Techdirt is one of the few remaining truly independent media outlets. We do not have a giant corporation behind us, and we rely heavily on our community to support us, in an age when advertisers are increasingly uninterested in sponsoring small, independent sites — especially a site like ours that is unwilling to pull punches in its reporting and analysis.

While other websites have resorted to paywalls, registration requirements, and increasingly annoying/intrusive advertising, we have always kept Techdirt open and available to anyone. But in order to continue doing so, we need your support. We offer a variety of ways for our readers to support us, from direct donations to special subscriptions and cool merchandise — and every little bit helps. Thank you.

–The Techdirt Team

Filed Under: ed markey, law enforcement, location data
Companies: at&t, c spire wireless, sprint


Reader Comments

Subscribe: RSS

View by: Thread


  1. icon
    Josh King (profile), 10 Jul 2012 @ 6:49am

    How it Really Works

    A little perspective here: back in the late 90's, I worked for the largest wireless carrier in the SF Bay Area. One of my responsibilities was overseeing requests from law enforcement. Now, it's been 15 years, but I don't have any reason to believe the substance of what goes on here has changed:

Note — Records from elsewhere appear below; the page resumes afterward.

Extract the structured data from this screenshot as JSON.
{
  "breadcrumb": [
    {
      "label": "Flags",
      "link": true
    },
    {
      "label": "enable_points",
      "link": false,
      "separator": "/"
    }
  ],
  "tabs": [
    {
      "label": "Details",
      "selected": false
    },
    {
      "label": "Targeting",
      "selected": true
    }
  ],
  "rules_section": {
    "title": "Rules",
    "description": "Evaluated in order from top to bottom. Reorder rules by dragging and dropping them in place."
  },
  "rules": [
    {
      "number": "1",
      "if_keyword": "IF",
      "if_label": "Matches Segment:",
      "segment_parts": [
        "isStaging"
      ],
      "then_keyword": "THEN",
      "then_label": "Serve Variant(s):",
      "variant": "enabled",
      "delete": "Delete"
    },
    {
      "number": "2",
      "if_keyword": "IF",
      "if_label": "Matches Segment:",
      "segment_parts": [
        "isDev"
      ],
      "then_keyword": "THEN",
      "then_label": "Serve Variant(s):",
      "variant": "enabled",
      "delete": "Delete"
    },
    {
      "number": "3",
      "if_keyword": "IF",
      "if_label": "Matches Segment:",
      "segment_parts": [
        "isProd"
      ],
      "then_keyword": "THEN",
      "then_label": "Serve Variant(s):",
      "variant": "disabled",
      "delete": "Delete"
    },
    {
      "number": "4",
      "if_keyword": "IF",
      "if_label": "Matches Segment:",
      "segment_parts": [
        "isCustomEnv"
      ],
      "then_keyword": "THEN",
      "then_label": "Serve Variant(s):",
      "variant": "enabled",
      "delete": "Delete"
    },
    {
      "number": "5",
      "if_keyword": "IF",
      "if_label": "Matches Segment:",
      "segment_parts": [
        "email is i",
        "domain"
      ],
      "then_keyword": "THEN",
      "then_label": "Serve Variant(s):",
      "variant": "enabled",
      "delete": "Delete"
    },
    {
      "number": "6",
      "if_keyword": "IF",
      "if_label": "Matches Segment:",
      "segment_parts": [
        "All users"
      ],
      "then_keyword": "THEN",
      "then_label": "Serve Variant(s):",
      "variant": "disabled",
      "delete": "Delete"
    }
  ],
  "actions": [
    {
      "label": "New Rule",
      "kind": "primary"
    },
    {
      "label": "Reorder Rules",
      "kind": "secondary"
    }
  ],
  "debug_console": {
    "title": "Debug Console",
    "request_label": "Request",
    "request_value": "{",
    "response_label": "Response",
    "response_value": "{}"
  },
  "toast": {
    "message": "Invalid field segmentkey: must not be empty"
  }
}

    1. We had a copious set of procedures that we followed for different kinds of requests - which come from every imaginable branch of law enforcement at the federal, state, county and municipal level.

    2. We pushed back on law enforcement all the time. Every day. It's not hard to do.

    3. Most of the time, information is only provided in response to a subpoena or court order. The egregious stuff - wiretaps, contents of communications, etc. - isn't provided unless very specific procedures are followed by law enforcement, including specific types of court orders.

    4. The exception to this is the "emergency" requests where a warrant is not required. These are always location information - phone records can wait for an order or subpoena, and contents of communications must have an order. Law enforcement typically wants this info to follow up on a crime in progress; we dealt with it in several kidnapping cases. Again, we would routinely push back on law enforcement if it sought too much info or it wasn't emergent and very time-limited.

    5. We only charged law enforcement for setting up wiretaps and pen registers (which again, we only did with a very specific type of court order) because those involved real costs to us each time. We viewed the rest - my time and the time of my subpoena compliance folks - as a cost of doing business. It appears from the NYT article that this remains the practice for carriers.

Add Your Comment

Have a Techdirt Account? Sign in now. Want one? Register here



Subscribe to the Techdirt Daily newsletter




Comment Options:

  • Use markdown. Use plain text.
  • Remember name/email/url (set a cookie)

Follow Techdirt
Special Affiliate Offer

Essential Reading
Techdirt Deals
Report this ad  |  Hide Techdirt ads
Techdirt Insider Chat
Recent Stories
.

This site, like most other sites on the web, uses cookies. For more information, see our privacy policy. Got it
Close

Email This

This feature is only available to registered users. Register or sign in to use it.